The Library of the World’s Best Literature. An Anthology in Thirty Volumes. 1917.

Henry Fothergill Chorley (1808–1872)

The Brave Old Oak

A SONG to the oak, the brave old oak,

Who hath ruled in the greenwood long;

Here’s health and renown to his broad green crown,

And his fifty arms so strong.

There’s fear in his frown when the sun goes down,

And the fire in the west fades out;

And he showeth his might on a wild midnight,

When the storms through his branches shout.

Then here’s to the oak, the brave old oak,

Who stands in his pride alone;

And still flourish he, a hale green tree,

When a hundred years are gone!

In the days of old, when the spring with cold

Had brightened his branches gray,

Through the grass at his feet crept maidens sweet,

To gather the dew of May.

And on that day to the rebeck gay

They frolicked with lovesome swains:

They are gone, they are dead, in the church-yard laid,

But the tree it still remains.

Then here’s to the oak, etc.

He saw the rare times when the Christmas chimes

Was a merry sound to hear,

When the squire’s wide hall and the cottage small

Were filled with good English cheer.

Now gold hath the sway we all obey,

And a ruthless king is he;

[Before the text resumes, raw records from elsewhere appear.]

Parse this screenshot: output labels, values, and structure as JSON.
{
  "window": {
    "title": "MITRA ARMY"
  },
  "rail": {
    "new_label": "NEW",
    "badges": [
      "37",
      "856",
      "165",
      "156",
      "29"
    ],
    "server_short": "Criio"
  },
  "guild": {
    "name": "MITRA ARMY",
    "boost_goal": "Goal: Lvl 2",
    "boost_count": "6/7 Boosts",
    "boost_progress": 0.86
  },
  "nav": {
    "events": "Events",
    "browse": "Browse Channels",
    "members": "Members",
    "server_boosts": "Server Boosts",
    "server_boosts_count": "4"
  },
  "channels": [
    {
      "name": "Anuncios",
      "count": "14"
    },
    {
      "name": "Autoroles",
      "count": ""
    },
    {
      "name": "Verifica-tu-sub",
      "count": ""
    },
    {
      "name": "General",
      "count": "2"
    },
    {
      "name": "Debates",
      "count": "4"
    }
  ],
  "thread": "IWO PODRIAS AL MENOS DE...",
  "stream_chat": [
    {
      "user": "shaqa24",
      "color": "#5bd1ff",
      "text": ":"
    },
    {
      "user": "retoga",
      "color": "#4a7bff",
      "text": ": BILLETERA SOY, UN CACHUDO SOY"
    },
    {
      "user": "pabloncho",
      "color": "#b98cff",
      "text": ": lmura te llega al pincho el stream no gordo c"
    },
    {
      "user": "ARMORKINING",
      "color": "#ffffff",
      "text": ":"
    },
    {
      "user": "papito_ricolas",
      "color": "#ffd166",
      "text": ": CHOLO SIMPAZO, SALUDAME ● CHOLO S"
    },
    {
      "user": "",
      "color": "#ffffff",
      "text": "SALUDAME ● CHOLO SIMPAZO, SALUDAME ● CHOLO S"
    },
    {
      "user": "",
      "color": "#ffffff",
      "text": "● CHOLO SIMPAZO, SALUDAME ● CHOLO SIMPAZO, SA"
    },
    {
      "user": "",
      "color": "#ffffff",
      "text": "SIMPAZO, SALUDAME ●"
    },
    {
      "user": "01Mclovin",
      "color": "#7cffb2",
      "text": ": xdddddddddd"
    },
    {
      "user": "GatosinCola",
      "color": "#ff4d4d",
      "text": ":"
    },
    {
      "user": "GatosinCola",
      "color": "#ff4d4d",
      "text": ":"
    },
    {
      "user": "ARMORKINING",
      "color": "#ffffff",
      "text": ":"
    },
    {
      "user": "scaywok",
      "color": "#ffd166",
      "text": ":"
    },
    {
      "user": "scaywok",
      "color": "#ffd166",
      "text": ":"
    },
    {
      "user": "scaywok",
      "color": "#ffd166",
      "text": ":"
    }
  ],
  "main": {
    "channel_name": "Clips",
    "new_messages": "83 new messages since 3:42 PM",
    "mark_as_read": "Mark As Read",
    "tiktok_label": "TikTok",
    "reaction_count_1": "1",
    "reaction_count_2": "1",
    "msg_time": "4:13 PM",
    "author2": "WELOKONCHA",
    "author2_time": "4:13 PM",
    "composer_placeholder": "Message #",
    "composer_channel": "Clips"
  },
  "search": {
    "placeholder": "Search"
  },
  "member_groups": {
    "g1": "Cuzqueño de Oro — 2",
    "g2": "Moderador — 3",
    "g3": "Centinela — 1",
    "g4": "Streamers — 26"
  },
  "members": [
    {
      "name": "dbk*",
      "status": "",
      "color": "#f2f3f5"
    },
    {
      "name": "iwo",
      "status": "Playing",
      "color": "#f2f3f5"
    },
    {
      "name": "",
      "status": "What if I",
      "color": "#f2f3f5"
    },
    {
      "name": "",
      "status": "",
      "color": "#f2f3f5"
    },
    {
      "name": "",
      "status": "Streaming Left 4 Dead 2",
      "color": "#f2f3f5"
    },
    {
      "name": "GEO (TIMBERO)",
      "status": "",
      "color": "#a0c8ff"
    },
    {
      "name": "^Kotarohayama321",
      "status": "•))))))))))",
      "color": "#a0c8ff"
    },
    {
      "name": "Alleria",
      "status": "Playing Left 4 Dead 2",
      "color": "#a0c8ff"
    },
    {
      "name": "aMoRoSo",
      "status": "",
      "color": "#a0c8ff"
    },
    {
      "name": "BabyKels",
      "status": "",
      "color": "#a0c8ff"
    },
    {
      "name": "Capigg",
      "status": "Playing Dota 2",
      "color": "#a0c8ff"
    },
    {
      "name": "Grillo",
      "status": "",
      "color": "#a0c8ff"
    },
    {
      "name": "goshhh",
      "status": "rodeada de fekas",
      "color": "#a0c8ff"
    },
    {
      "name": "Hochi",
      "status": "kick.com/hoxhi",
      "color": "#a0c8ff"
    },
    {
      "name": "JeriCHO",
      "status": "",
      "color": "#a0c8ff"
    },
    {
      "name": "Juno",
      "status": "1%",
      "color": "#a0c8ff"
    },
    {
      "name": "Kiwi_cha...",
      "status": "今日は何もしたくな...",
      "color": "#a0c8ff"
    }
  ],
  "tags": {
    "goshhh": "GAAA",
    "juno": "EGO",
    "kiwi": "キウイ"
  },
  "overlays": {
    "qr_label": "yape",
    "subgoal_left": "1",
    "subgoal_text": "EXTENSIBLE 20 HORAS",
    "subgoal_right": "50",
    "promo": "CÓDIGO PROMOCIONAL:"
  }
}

But he never shall send our ancient friend

To be tossed on the stormy sea.

Then here’s to the oak, etc.